- WHAT YOU ARE ASKED TO DO
Would you copy all lines in the data that contain the word "JSON"?
· · · · · · ·
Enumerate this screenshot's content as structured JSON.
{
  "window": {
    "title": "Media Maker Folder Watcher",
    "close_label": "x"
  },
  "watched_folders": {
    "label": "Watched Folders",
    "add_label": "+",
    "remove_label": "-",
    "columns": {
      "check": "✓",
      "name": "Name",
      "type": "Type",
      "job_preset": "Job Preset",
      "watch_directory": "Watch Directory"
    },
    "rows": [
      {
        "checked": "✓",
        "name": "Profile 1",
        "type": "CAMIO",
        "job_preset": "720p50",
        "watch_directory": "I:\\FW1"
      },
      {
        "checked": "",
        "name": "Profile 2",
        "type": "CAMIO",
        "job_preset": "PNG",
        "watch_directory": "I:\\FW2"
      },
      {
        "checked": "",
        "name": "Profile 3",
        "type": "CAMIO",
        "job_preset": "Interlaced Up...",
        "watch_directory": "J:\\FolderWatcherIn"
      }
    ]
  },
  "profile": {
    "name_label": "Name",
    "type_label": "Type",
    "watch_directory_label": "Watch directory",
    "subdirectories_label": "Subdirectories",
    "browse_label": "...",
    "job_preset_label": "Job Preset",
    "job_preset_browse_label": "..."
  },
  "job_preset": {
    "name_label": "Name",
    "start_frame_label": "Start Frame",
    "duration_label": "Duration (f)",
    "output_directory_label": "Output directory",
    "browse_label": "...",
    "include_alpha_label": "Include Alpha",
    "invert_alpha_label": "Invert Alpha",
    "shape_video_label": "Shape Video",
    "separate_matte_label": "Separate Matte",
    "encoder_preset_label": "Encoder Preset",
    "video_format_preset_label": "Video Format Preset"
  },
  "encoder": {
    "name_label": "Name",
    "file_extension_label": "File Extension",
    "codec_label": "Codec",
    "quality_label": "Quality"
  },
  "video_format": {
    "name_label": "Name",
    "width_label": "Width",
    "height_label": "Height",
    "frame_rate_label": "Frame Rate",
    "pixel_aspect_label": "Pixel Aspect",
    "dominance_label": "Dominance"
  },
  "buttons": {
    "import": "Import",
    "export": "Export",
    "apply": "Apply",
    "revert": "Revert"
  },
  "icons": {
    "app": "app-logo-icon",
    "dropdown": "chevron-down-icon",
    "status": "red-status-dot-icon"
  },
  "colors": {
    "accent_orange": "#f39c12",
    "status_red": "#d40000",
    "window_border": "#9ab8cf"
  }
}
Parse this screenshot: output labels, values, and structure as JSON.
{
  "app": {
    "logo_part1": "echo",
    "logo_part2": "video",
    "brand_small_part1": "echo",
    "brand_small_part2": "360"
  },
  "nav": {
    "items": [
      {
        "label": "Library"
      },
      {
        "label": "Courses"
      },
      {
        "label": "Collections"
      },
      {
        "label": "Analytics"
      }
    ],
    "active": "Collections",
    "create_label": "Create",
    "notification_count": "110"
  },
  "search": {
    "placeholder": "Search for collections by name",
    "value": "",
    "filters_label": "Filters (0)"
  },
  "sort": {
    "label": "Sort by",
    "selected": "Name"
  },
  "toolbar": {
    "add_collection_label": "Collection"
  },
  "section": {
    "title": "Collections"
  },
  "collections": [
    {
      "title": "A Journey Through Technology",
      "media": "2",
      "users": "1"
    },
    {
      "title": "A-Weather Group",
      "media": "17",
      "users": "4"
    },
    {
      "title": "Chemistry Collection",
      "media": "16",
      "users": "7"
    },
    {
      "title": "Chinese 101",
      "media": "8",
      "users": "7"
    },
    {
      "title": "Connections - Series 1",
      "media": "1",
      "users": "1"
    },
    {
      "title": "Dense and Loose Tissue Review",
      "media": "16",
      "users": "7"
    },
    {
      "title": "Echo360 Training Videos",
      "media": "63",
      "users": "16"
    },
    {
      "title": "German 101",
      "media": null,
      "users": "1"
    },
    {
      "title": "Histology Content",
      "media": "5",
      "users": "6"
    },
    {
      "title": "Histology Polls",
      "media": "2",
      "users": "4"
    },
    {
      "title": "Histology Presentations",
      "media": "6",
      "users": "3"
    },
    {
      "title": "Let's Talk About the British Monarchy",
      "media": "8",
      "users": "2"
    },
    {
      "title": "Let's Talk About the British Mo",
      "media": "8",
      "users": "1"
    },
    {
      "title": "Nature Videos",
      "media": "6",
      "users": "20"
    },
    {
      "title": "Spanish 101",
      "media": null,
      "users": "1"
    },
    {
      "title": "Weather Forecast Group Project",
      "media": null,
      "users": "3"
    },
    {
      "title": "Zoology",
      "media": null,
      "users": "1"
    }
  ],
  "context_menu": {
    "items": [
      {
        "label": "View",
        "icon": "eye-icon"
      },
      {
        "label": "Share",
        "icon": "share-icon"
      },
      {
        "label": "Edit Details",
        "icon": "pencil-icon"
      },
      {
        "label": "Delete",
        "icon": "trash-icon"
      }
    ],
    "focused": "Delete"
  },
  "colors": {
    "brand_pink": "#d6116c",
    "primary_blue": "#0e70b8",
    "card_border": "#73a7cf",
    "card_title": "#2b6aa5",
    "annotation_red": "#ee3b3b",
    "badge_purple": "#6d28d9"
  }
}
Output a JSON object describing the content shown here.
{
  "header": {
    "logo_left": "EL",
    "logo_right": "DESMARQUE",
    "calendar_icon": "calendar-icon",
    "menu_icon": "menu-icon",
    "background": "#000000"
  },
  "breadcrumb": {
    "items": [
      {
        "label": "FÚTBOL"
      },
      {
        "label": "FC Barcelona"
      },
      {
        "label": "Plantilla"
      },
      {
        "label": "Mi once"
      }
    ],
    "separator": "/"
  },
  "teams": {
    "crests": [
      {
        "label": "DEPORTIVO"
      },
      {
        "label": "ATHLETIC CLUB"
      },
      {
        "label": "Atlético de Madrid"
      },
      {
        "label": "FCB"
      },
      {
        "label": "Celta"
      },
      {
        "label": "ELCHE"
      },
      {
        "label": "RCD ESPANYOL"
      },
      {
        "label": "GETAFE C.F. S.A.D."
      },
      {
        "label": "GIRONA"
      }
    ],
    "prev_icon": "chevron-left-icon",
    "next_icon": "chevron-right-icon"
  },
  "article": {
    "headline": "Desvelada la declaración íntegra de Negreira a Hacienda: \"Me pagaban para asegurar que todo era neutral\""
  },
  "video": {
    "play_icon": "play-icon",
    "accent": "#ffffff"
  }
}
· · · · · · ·
- REPLY TO THE EXERCISE
Enumerate this screenshot's content as structured JSON.
Parse this screenshot: output labels, values, and structure as JSON.
Output a JSON object describing the content shown here.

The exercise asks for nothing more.